Community Service Tips for Freshmen and Sophomores: How to Get Involved
Find Volunteer Activities That Align With Your Interests By Getting Creative
We talk a lot about what colleges and universities are looking for when evaluating applications. Grades, courses, and test scores are very important, but so are the less quantifiable elements, like activities and essays. One thing many students overlook when preparing for the admissions process is community service. Just like with other extracurricular activities, colleges want to see students participating in impactful volunteer opportunities – finding a way to give back and enhance their local community. So how do students find the right community service activities for them?
First, consider your interests. Community service should be enjoyable – you’ll get much more out of it and make a larger impact if you’re involved with something you’re passionate about. This can also help you focus your interests, and become more of a specialist in a certain area – something colleges look for. Second, consider time and impact. Don’t participate in one-off activities that aren’t very meaningful just so you can put it on your resume. Find one or two community service projects you can dedicate a few hours a week to over a long period of time. Use your talents to make an impact.
Engaging in volunteer activities is a great way to expand upon an existing passion and strengthen your profile as a future college applicant. Here are some tips for freshmen and sophomores on how to develop community service ideas. If you’re interested in…
Science and the environment
You don’t have to travel far to make an impact. Does a local park have a problem with litter? Volunteer to pick up trash or help educate the community about the environmental impact of littering. If a local community center’s grounds need some sprucing up, volunteer to help beautify the area and make it more welcoming. You don’t have to join an already established volunteer project in order to make an impact. Identify a community need and come up with a way to fulfill it.
Working with children

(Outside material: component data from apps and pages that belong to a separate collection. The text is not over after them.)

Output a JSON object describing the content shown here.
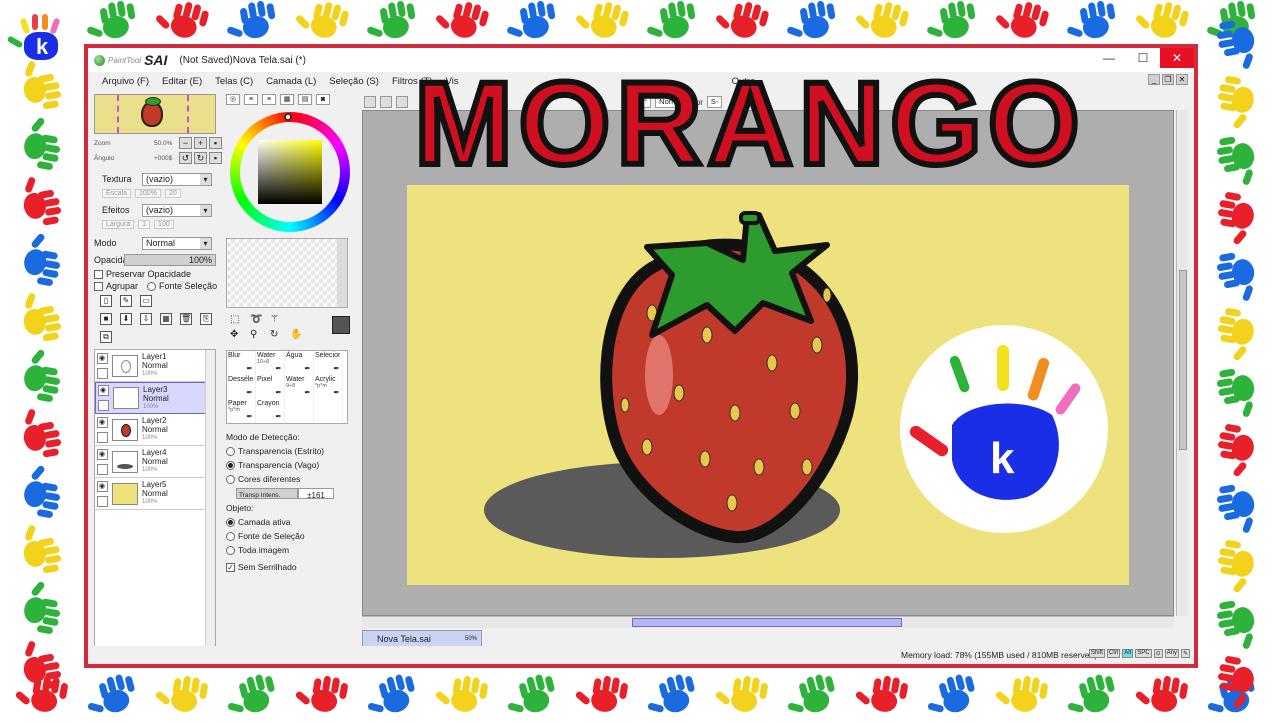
{
  "headline": "MORANGO",
  "colors": {
    "frame_border": "#d12a3c",
    "headline_fill": "#d01020",
    "artboard_bg": "#eee27f",
    "selection": "#d8d8ff"
  },
  "app": {
    "logo_small": "PaintTool",
    "logo_big": "SAI",
    "title": "(Not Saved)Nova Tela.sai (*)",
    "window_buttons": {
      "minimize": "—",
      "maximize": "☐",
      "close": "✕"
    }
  },
  "menu": [
    "Arquivo (F)",
    "Editar (E)",
    "Telas (C)",
    "Camada (L)",
    "Seleção (S)",
    "Filtros (T)",
    "Vis",
    "Outro"
  ],
  "navigator": {
    "zoom_label": "Zoom",
    "zoom_value": "50.0%",
    "angle_label": "Ângulo",
    "angle_value": "+000$"
  },
  "properties": {
    "texture_label": "Textura",
    "texture_value": "(vazio)",
    "texture_scale_label": "Escala",
    "texture_scale_value": "100%",
    "texture_strength": "20",
    "effects_label": "Efeitos",
    "effects_value": "(vazio)",
    "effects_width_label": "Largura",
    "effects_width_value": "1",
    "effects_strength": "100",
    "mode_label": "Modo",
    "mode_value": "Normal",
    "opacity_label": "Opacidade",
    "opacity_value": "100%",
    "preserve_opacity": "Preservar Opacidade",
    "group_label": "Agrupar",
    "selection_source": "Fonte Seleção"
  },
  "layers": [
    {
      "name": "Layer1",
      "mode": "Normal",
      "opacity": "100%",
      "selected": false
    },
    {
      "name": "Layer3",
      "mode": "Normal",
      "opacity": "100%",
      "selected": true
    },
    {
      "name": "Layer2",
      "mode": "Normal",
      "opacity": "100%",
      "selected": false
    },
    {
      "name": "Layer4",
      "mode": "Normal",
      "opacity": "100%",
      "selected": false
    },
    {
      "name": "Layer5",
      "mode": "Normal",
      "opacity": "100%",
      "selected": false
    }
  ],
  "brushes": [
    {
      "name": "Blur",
      "size": ""
    },
    {
      "name": "Water",
      "size": "10÷8"
    },
    {
      "name": "Água",
      "size": ""
    },
    {
      "name": "Selecior",
      "size": ""
    },
    {
      "name": "Desséle",
      "size": ""
    },
    {
      "name": "Pixel",
      "size": ""
    },
    {
      "name": "Water",
      "size": "9÷8"
    },
    {
      "name": "Acrylic",
      "size": "*p*m"
    },
    {
      "name": "Paper",
      "size": "*p*m"
    },
    {
      "name": "Crayon",
      "size": ""
    },
    {
      "name": "",
      "size": ""
    },
    {
      "name": "",
      "size": ""
    }
  ],
  "detection": {
    "title": "Modo de Detecção:",
    "options": [
      "Transparencia (Estrito)",
      "Transparencia (Vago)",
      "Cores diferentes"
    ],
    "selected_index": 1,
    "tolerance_label": "Transp Intens.",
    "tolerance_value": "±161",
    "object_title": "Objeto:",
    "object_options": [
      "Camada ativa",
      "Fonte de Seleção",
      "Toda imagem"
    ],
    "object_selected_index": 0,
    "antialias_label": "Sem Serrilhado"
  },
  "canvas_toolbar": {
    "angle": "0°",
    "blend": "Normal",
    "stab": "dor",
    "s": "S-"
  },
  "document_tab": {
    "name": "Nova Tela.sai",
    "zoom": "50%"
  },
  "status": {
    "memory": "Memory load: 78% (155MB used / 810MB reserved)",
    "keys": [
      "Shift",
      "Ctrl",
      "Alt",
      "SPC",
      "⊙",
      "Any",
      "✎"
    ]
  },
  "logo_letter": "k",
  "icons": [
    "strawberry-illustration",
    "hand-logo",
    "eye-icon",
    "new-layer-icon",
    "trash-icon",
    "color-wheel",
    "pen-icon"
  ]
}
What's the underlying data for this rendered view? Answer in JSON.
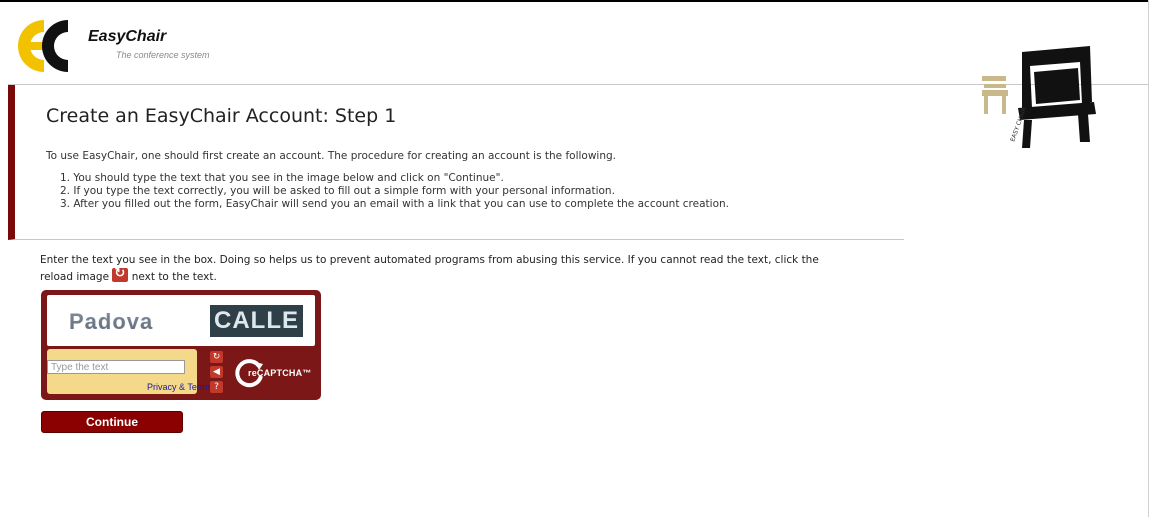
{
  "brand": {
    "name": "EasyChair",
    "tagline": "The conference system"
  },
  "page": {
    "title": "Create an EasyChair Account: Step 1",
    "intro": "To use EasyChair, one should first create an account. The procedure for creating an account is the following.",
    "steps": [
      "1. You should type the text that you see in the image below and click on \"Continue\".",
      "2. If you type the text correctly, you will be asked to fill out a simple form with your personal information.",
      "3. After you filled out the form, EasyChair will send you an email with a link that you can use to complete the account creation."
    ],
    "instruction_part1": "Enter the text you see in the box. Doing so helps us to prevent automated programs from abusing this service. If you cannot read the text, click the reload image",
    "instruction_part2": "next to the text."
  },
  "captcha": {
    "word1": "Padova",
    "word2": "CALLE",
    "placeholder": "Type the text",
    "privacy_link": "Privacy & Terms",
    "logo_text": "reCAPTCHA™",
    "buttons": [
      "reload-icon",
      "audio-icon",
      "help-icon"
    ]
  },
  "actions": {
    "continue_label": "Continue"
  },
  "colors": {
    "accent": "#7a0a0a",
    "captcha_bg": "#7b1717",
    "captcha_input_bg": "#f5d98b",
    "logo_yellow": "#f2c200"
  }
}
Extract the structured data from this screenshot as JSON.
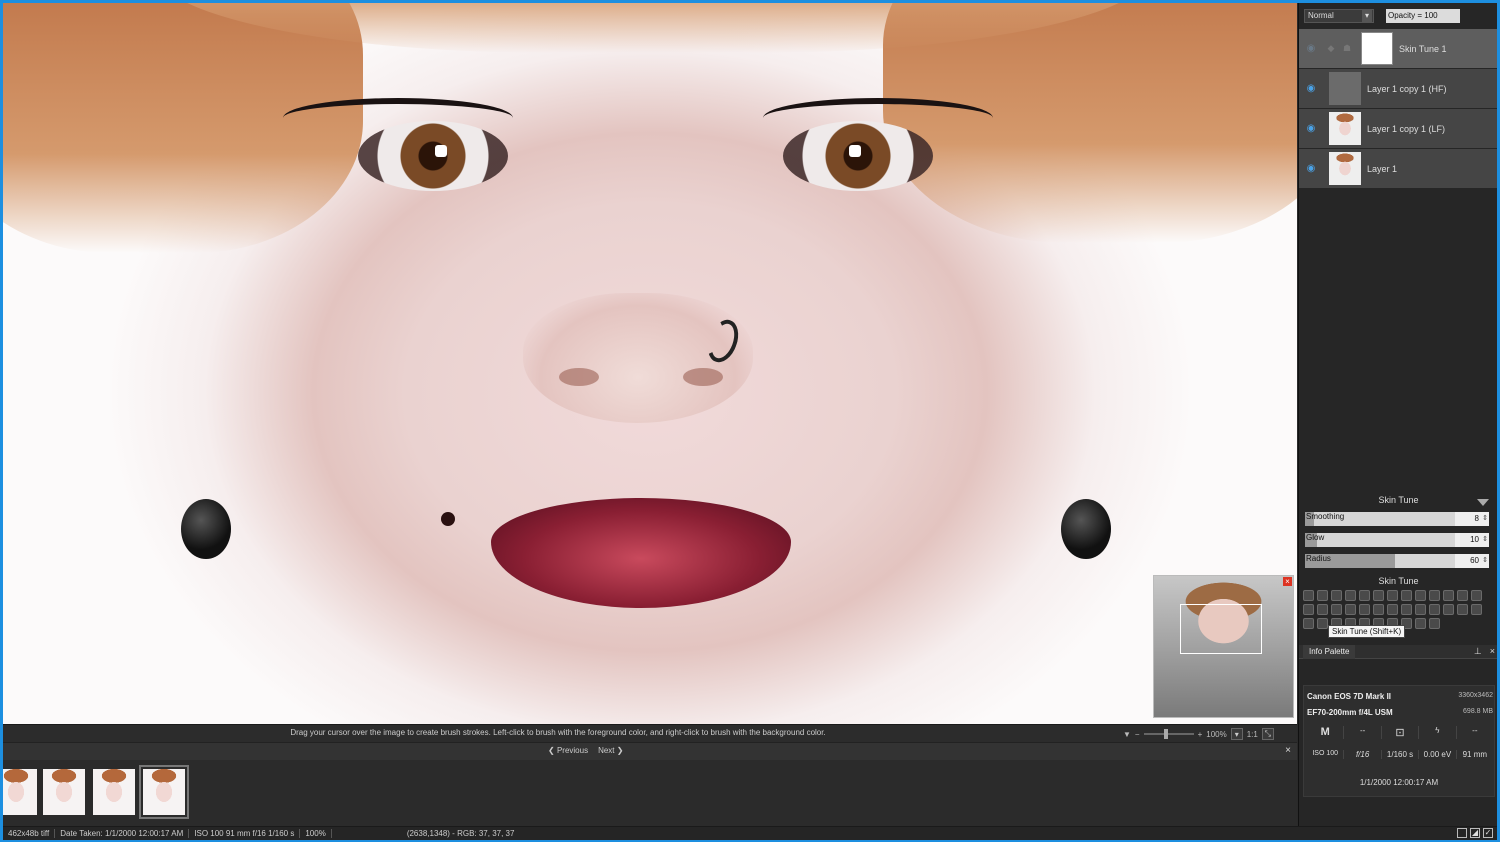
{
  "canvas": {
    "hint": "Drag your cursor over the image to create brush strokes. Left-click to brush with the foreground color, and right-click to brush with the background color.",
    "zoom": "100%",
    "one_to_one": "1:1"
  },
  "browser": {
    "previous": "Previous",
    "next": "Next"
  },
  "status": {
    "file": "462x48b tiff",
    "date": "Date Taken: 1/1/2000 12:00:17 AM",
    "exposure": "ISO 100   91 mm   f/16   1/160 s",
    "zoom": "100%",
    "coords": "(2638,1348) - RGB: 37, 37, 37"
  },
  "layers": {
    "blend_mode": "Normal",
    "opacity": "Opacity = 100",
    "items": [
      {
        "name": "Skin Tune 1"
      },
      {
        "name": "Layer 1 copy 1 (HF)"
      },
      {
        "name": "Layer 1 copy 1 (LF)"
      },
      {
        "name": "Layer 1"
      }
    ]
  },
  "skin_tune": {
    "title": "Skin Tune",
    "sliders": [
      {
        "label": "Smoothing",
        "value": "8",
        "fraction": 0.06
      },
      {
        "label": "Glow",
        "value": "10",
        "fraction": 0.08
      },
      {
        "label": "Radius",
        "value": "60",
        "fraction": 0.6
      }
    ],
    "toolbox_title": "Skin Tune",
    "tooltip": "Skin Tune (Shift+K)"
  },
  "info": {
    "tab": "Info Palette",
    "camera": "Canon EOS 7D Mark II",
    "dimensions": "3360x3462",
    "lens": "EF70-200mm f/4L USM",
    "size": "698.8 MB",
    "mode": "M",
    "dash1": "--",
    "dash2": "--",
    "iso": "ISO 100",
    "aperture": "f/16",
    "shutter": "1/160 s",
    "ev": "0.00 eV",
    "focal": "91 mm",
    "datetime": "1/1/2000 12:00:17 AM"
  }
}
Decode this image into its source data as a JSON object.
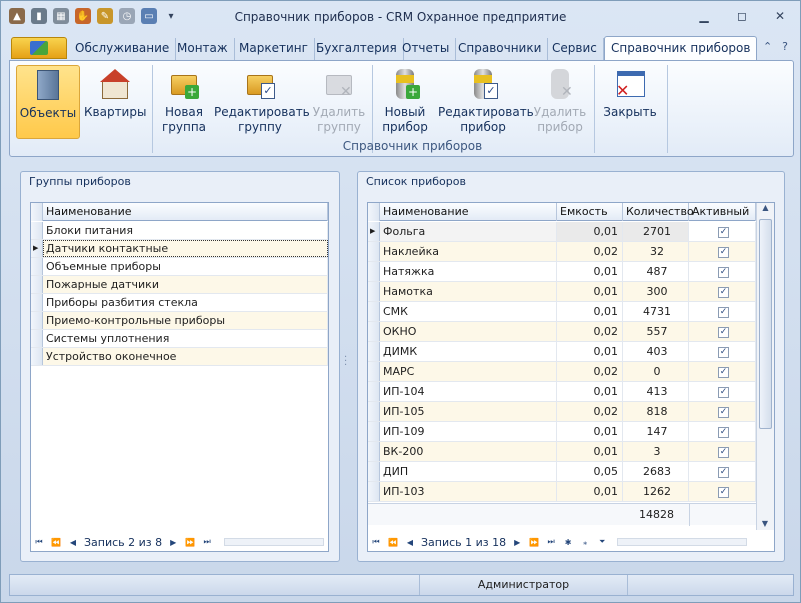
{
  "window": {
    "title": "Справочник приборов - CRM Охранное предприятие"
  },
  "tabs": [
    "Обслуживание",
    "Монтаж",
    "Маркетинг",
    "Бухгалтерия",
    "Отчеты",
    "Справочники",
    "Сервис",
    "Справочник приборов"
  ],
  "ribbon": {
    "buttons": [
      {
        "label1": "Объекты",
        "label2": "",
        "state": "selected"
      },
      {
        "label1": "Квартиры",
        "label2": "",
        "state": "normal"
      },
      {
        "label1": "Новая",
        "label2": "группа",
        "state": "normal"
      },
      {
        "label1": "Редактировать",
        "label2": "группу",
        "state": "normal"
      },
      {
        "label1": "Удалить",
        "label2": "группу",
        "state": "disabled"
      },
      {
        "label1": "Новый",
        "label2": "прибор",
        "state": "normal"
      },
      {
        "label1": "Редактировать",
        "label2": "прибор",
        "state": "normal"
      },
      {
        "label1": "Удалить",
        "label2": "прибор",
        "state": "disabled"
      },
      {
        "label1": "Закрыть",
        "label2": "",
        "state": "normal"
      }
    ],
    "group_label": "Справочник приборов"
  },
  "groups_panel": {
    "title": "Группы приборов",
    "column": "Наименование",
    "rows": [
      "Блоки питания",
      "Датчики контактные",
      "Объемные приборы",
      "Пожарные датчики",
      "Приборы разбития стекла",
      "Приемо-контрольные приборы",
      "Системы уплотнения",
      "Устройство оконечное"
    ],
    "nav_text": "Запись 2 из 8"
  },
  "devices_panel": {
    "title": "Список приборов",
    "columns": [
      "Наименование",
      "Емкость",
      "Количество",
      "Активный"
    ],
    "rows": [
      {
        "name": "Фольга",
        "cap": "0,01",
        "qty": "2701"
      },
      {
        "name": "Наклейка",
        "cap": "0,02",
        "qty": "32"
      },
      {
        "name": "Натяжка",
        "cap": "0,01",
        "qty": "487"
      },
      {
        "name": "Намотка",
        "cap": "0,01",
        "qty": "300"
      },
      {
        "name": "СМК",
        "cap": "0,01",
        "qty": "4731"
      },
      {
        "name": "ОКНО",
        "cap": "0,02",
        "qty": "557"
      },
      {
        "name": "ДИМК",
        "cap": "0,01",
        "qty": "403"
      },
      {
        "name": "МАРС",
        "cap": "0,02",
        "qty": "0"
      },
      {
        "name": "ИП-104",
        "cap": "0,01",
        "qty": "413"
      },
      {
        "name": "ИП-105",
        "cap": "0,02",
        "qty": "818"
      },
      {
        "name": "ИП-109",
        "cap": "0,01",
        "qty": "147"
      },
      {
        "name": "ВК-200",
        "cap": "0,01",
        "qty": "3"
      },
      {
        "name": "ДИП",
        "cap": "0,05",
        "qty": "2683"
      },
      {
        "name": "ИП-103",
        "cap": "0,01",
        "qty": "1262"
      }
    ],
    "total": "14828",
    "nav_text": "Запись 1 из 18"
  },
  "status": {
    "user": "Администратор"
  }
}
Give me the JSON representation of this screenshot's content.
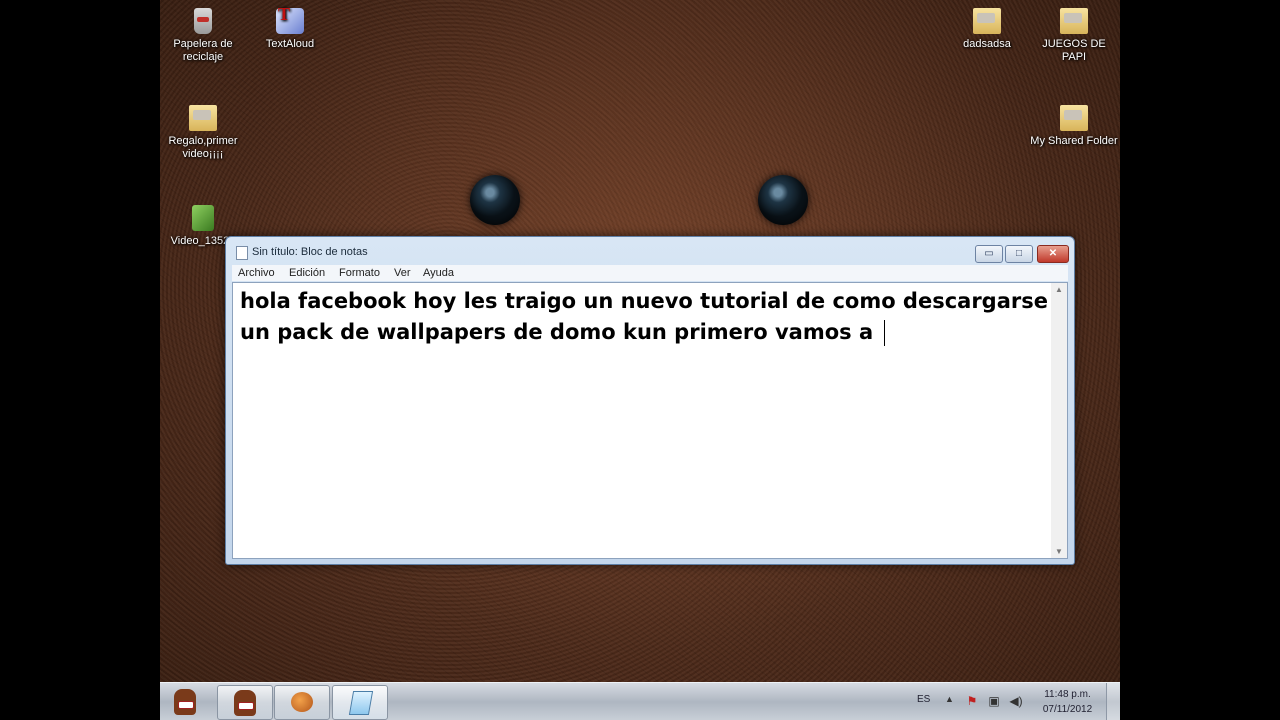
{
  "desktop": {
    "icons": [
      {
        "label": "Papelera de reciclaje",
        "icon": "recycle-bin-icon"
      },
      {
        "label": "TextAloud",
        "icon": "text-to-speech-icon"
      },
      {
        "label": "Regalo,primer video¡¡¡¡",
        "icon": "folder-icon"
      },
      {
        "label": "Video_13523",
        "icon": "video-file-icon"
      },
      {
        "label": "dadsadsa",
        "icon": "folder-icon"
      },
      {
        "label": "JUEGOS DE PAPI",
        "icon": "folder-icon"
      },
      {
        "label": "My Shared Folder",
        "icon": "folder-icon"
      }
    ]
  },
  "window": {
    "title": "Sin título: Bloc de notas",
    "menu": [
      "Archivo",
      "Edición",
      "Formato",
      "Ver",
      "Ayuda"
    ],
    "content": "hola facebook hoy les traigo un nuevo tutorial de como descargarse un pack de wallpapers de domo kun primero vamos a ",
    "buttons": {
      "minimize": "▭",
      "maximize": "□",
      "close": "✕"
    }
  },
  "taskbar": {
    "language": "ES",
    "time": "11:48 p.m.",
    "date": "07/11/2012",
    "tray_arrow": "▲"
  },
  "colors": {
    "accent": "#c0392b",
    "wallpaper": "#5a3320"
  }
}
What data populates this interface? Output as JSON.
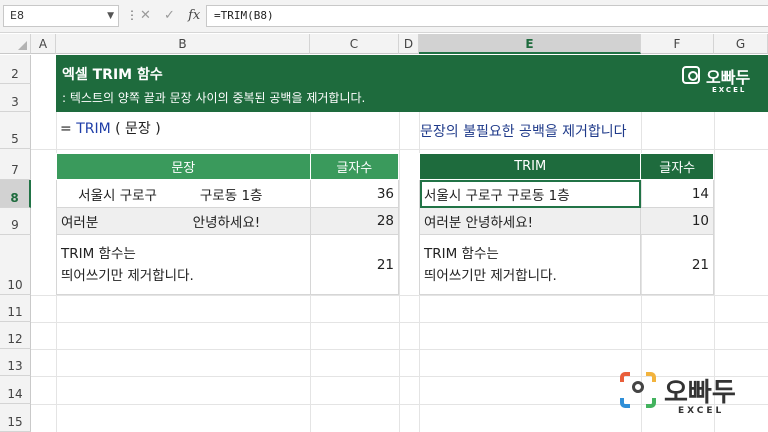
{
  "formula_bar": {
    "name_box": "E8",
    "formula": "=TRIM(B8)",
    "fx_label": "fx"
  },
  "columns": [
    "A",
    "B",
    "C",
    "D",
    "E",
    "F",
    "G"
  ],
  "rows": [
    "2",
    "3",
    "5",
    "7",
    "8",
    "9",
    "10",
    "11",
    "12",
    "13",
    "14",
    "15"
  ],
  "banner": {
    "title": "엑셀 TRIM 함수",
    "subtitle": ":  텍스트의 양쪽 끝과 문장 사이의 중복된 공백을 제거합니다.",
    "logo_name": "오빠두",
    "logo_sub": "EXCEL"
  },
  "syntax": {
    "prefix": "= ",
    "fn": "TRIM",
    "args": " ( 문장 )"
  },
  "description": "문장의 불필요한 공백을 제거합니다",
  "left_table": {
    "headers": [
      "문장",
      "글자수"
    ],
    "rows": [
      {
        "text": "    서울시 구로구          구로동 1층",
        "count": "36"
      },
      {
        "text": "여러분                      안녕하세요!",
        "count": "28"
      },
      {
        "text_line1": "TRIM 함수는",
        "text_line2": "띄어쓰기만 제거합니다.",
        "count": "21"
      }
    ]
  },
  "right_table": {
    "headers": [
      "TRIM",
      "글자수"
    ],
    "rows": [
      {
        "text": "서울시 구로구 구로동 1층",
        "count": "14"
      },
      {
        "text": "여러분 안녕하세요!",
        "count": "10"
      },
      {
        "text_line1": "TRIM 함수는",
        "text_line2": "띄어쓰기만 제거합니다.",
        "count": "21"
      }
    ]
  },
  "bottom_logo": {
    "name": "오빠두",
    "sub": "EXCEL"
  }
}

Look into serving as a mentor for a younger student in your community who may be struggling in the classroom or at home. Simply being a friend and positive role model can make a big difference in a child’s life. Having trouble getting started? Religious leaders and elementary school teachers or principals may know of young children in need of a buddy. Also look into opportunities at a local Boys and Girls Club, community center, or other organizations that offer after-school programs.
Working with animals
Animal shelters are popular volunteer destinations, so contact local organizations if you’re interested in spending some time with animals. Guide dog training facilities also rely on volunteers but may be less of an obvious option—check them out as well!
Find a local sports camp and volunteer your time teaching your sport of choice! Likewise, maybe a younger team in your area could use an assistant coach after school or on the weekends. Volunteer your skills and talents to help others learn more about sports and help them improve. A little bit of guidance can go a long way.
Finally, while it’s great to be completing community service all throughout the school year, you may find it easier to dedicate your time during a slower academic period, such as winter break. If you’re looking to plan ahead, keep these suggestions in mind for when the holiday season rolls around. You can even recruit your family and friends to join—maybe you’ll form a new seasonal tradition! The summer is also a great time to volunteer. Take some time during a family trip to give back and continue your commitment by raising money for the cause once you return home.
You’re in a great position as an underclassman because you have plenty of time to identify and pursue whatever volunteer commitments interest you. Remember, colleges want students who show dedication to a project and follow through until the end. Here’s more information on community service and how it factors into the college application process.